13 April | 20 May 2017
As we start to loose our ownership over the city with each passing day, the relationship between the spaces and the objects that make up those spaces are no longer among the confines that define us, they do not represent us, do not provide a cultural continuity in our everyday lives, and ignores our habits. What really matters is the city gives up its flexibility which allows space for different views. With his second personal exhibit "By Owner" in the Versus Art Project, Sercan Apaydın tells the story of the present-day city, which has lost its soul and became a toy in the hands of the dominant system. The city, which has no other features left than the guiding and supervising mechanisms, was taken from the subjects-plural and transferred to the managers. It is now "By Owner" by being the property of the dominating system.
In his previous exhibition, the artist, who described the city as "Deep Emptiness", now brings a city, which does not need anything other than the necessity of being governed; developing in the hands of the opportunist groups, being demolished and rebuild to be useful for the owners, to his works. This exhibition meets art lovers with more than 40 new works including series of work with an unique artistic language. The exhibition brings together imagery that came out of conditions where the city got branded "from its owner" ads first and then caused people that live there become "insignificant."
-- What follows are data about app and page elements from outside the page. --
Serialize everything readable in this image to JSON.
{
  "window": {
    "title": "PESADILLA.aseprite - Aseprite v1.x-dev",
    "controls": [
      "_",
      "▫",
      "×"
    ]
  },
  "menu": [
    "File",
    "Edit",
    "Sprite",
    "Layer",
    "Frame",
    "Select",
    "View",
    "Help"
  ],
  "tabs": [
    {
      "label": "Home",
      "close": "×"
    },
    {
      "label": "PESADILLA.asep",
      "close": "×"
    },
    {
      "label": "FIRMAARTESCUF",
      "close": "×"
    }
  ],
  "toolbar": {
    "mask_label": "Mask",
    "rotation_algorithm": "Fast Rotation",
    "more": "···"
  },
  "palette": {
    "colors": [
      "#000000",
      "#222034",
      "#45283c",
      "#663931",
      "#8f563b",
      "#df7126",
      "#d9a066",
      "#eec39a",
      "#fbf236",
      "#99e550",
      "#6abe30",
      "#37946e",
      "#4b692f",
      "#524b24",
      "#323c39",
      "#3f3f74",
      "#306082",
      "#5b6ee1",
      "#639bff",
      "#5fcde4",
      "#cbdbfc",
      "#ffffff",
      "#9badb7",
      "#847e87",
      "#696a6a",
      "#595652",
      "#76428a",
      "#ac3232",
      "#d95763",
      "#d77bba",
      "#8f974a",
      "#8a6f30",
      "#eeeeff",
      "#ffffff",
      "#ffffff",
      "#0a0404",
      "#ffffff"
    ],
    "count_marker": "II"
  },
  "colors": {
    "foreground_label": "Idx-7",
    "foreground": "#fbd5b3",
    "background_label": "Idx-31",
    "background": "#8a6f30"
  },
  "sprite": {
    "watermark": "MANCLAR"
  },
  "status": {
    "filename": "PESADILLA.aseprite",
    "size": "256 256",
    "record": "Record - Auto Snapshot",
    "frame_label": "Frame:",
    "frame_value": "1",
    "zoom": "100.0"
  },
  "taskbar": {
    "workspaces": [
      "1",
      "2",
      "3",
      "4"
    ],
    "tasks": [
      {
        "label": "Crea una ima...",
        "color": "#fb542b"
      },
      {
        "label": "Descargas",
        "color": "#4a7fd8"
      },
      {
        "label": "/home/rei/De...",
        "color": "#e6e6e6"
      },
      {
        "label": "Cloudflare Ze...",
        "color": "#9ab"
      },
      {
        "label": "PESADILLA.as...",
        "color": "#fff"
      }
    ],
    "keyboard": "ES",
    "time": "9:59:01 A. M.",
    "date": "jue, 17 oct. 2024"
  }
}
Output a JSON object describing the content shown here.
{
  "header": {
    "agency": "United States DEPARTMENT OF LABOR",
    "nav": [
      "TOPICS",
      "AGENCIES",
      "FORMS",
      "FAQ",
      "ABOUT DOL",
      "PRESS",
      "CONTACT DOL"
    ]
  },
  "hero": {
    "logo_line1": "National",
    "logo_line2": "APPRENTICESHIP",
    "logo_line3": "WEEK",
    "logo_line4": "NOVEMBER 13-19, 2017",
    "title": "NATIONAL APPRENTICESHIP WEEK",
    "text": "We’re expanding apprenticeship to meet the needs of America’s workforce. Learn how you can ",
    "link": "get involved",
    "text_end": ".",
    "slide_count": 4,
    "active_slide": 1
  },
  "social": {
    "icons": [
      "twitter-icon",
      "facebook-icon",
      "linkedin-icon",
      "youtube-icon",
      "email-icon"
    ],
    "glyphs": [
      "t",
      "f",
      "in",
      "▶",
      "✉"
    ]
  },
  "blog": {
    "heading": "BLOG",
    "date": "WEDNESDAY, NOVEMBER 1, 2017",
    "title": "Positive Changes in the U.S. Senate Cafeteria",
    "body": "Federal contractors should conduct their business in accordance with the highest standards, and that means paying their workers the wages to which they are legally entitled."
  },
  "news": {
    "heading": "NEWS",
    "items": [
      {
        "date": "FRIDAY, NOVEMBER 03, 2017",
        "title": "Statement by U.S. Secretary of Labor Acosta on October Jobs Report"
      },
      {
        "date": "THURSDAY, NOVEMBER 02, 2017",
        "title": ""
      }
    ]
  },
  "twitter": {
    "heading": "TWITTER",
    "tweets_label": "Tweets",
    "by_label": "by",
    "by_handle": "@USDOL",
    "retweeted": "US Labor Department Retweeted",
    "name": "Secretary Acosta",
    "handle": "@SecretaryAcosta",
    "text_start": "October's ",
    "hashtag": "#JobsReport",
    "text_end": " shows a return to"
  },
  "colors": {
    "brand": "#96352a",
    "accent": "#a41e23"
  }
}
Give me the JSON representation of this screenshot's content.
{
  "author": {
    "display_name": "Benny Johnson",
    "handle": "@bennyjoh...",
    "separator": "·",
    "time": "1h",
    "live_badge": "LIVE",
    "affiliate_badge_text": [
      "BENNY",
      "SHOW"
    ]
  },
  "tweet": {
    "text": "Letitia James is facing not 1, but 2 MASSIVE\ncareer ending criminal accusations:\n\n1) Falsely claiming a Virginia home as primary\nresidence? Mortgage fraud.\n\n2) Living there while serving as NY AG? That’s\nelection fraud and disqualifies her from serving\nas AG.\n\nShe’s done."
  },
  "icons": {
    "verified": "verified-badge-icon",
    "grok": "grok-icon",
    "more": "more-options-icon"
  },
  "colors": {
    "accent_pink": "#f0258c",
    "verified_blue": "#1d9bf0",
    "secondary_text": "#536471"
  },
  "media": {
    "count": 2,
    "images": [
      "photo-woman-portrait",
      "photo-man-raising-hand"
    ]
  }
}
Sercan Apaydin, who carries monotonous, destroyed landscapes surrounded with high muted walls to his works, pursuing the path of the images where actors are no longer in play and the memory and subjects are destroyed. 'Does seeing the subject trying to hold on to life show a struggle for a city to reunite all over again with its subjects-pluralism? So, perhaps, the first thing we have to look for in the works of Sercan Apaydın should be this: the subject creating his own poetry with a miraculous "return" in an environment unsuitable for its existence, therefore creating his unique production... In those "frustrating spaces", among those stifling landscapes, this stands as fundamental resistance, doesn't it?' Emre Zeytinoğlu
8 October | 15 November 2015
Recently the concept of “deep” has taken the form of a statement related to a characteristic, rather than a physical state. Classical disciplines like history, or political institutions and applications like the state are described with the adjective “deep”. These usages express and symbolize something which is beyond the visible.
In the process of choosing a name for the exhibition, in addition to this, I started with a conceptual statement. The conceptual definition of “Deep Emptiness” is harbored in expressions like “a deep crisis” and “deep negligence”. It is an approach that attempts to look at present day life and social perception via the city and architecture. It is the expression of a pictorial observation of how the ideologies that have dominated each period throughout history have transformed living spaces and cities.